Sunday, July 13, 2008

A Golden Age for Short Fiction?

Am I the only one who feels overwhelmed when I think about trying to keep up with all of the short fiction that gets published? There are so many sites publishing crime fiction on a regular basis that it is impossible to keep up with all of it. When one site hangs it up, there's always another one you can start reading. And if you decide to try to include print publications in your reading, there's even more variety out there.

Of course, it's not like the days of the pulps when such stories were considered mass entertainment,of drugstores were filled with Gold Medal paperbacks but the Internet is essentially unlimited in the amount of content it can hold, so there is room for everything, but a lot of pulp fiction was completely forgettable. For every Hammett or Chandler, who knows how many undistinguished writers there were? And let's face it, a lot of stuff that sold a ton of copies is, in final analysis, less than worthy of being remembered (I'm looking at you, Mr. Spillane.) I think that being a niche product has, overall, helped the quality of the stories that are available, especially with short stories, which are now largely a non-commercial endeavor. (Even though, there are plenty of anthologies you can buy.) I just wish I had the time and energy to keep up with all of it.

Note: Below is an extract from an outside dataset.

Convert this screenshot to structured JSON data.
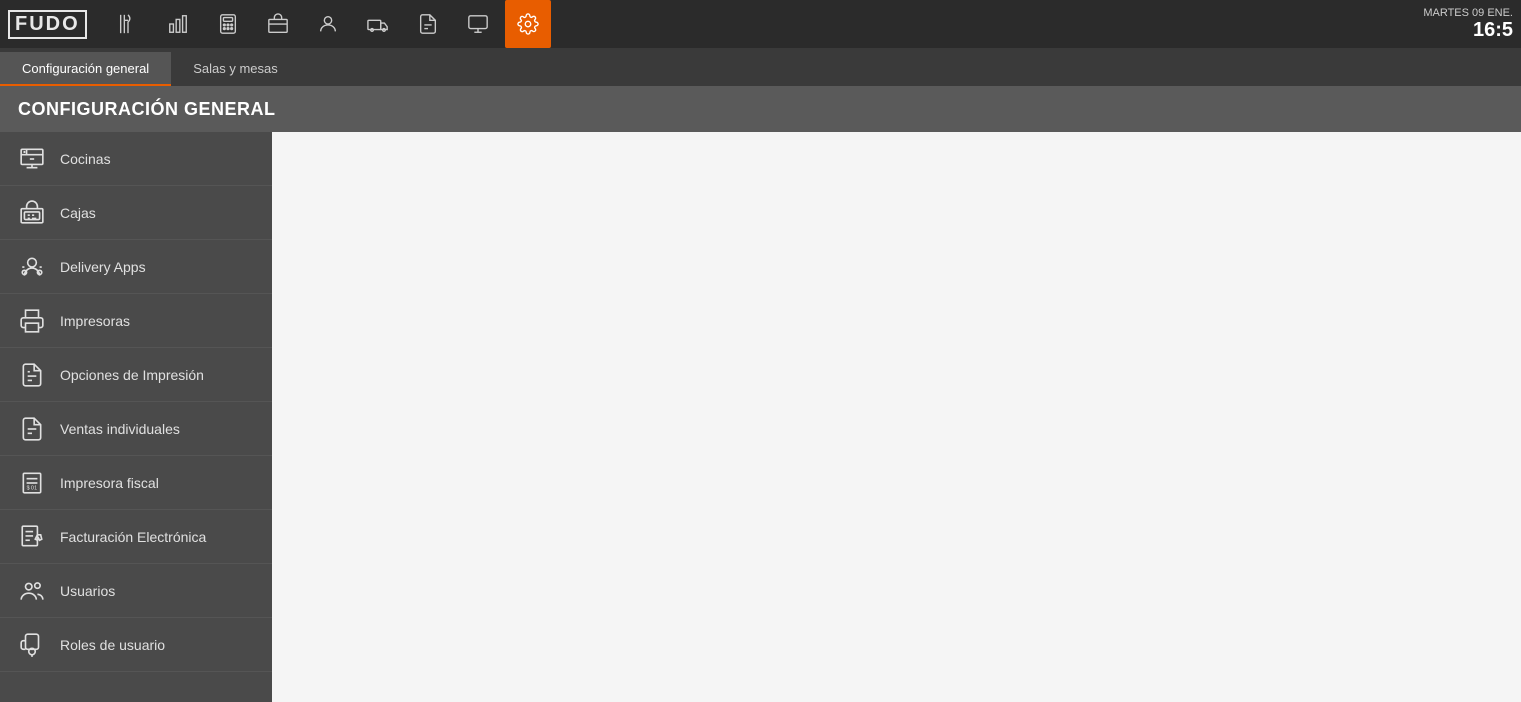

Gonzalo B said...

I believe the fact that most of these online contributions are not being paid - as sad as it is - has in a way improved the quality of the submissions. Now the writers are more mindful of quality concerns because: a) They are in all likelihood trying to attract an editor and an audience instead of just churning out words to make a living; and b) the fact that they are not being paid by word actually acts as a deterrent to the temptation of making a story longer via superfluous subplots.

On the other hand, it would be great if some of these writers were paid. Some of the stuff from Hardluck and others is far superior to a lot of what you see on the stands these days.

Anonymous said...

As a writer myself (trying to break out), I appreciate the large short fiction market. And I agree with Gonzalo that the free nature of the 'net is focusing many writers to be better than our golden age ancestors were. It's exciting...but quite daunting.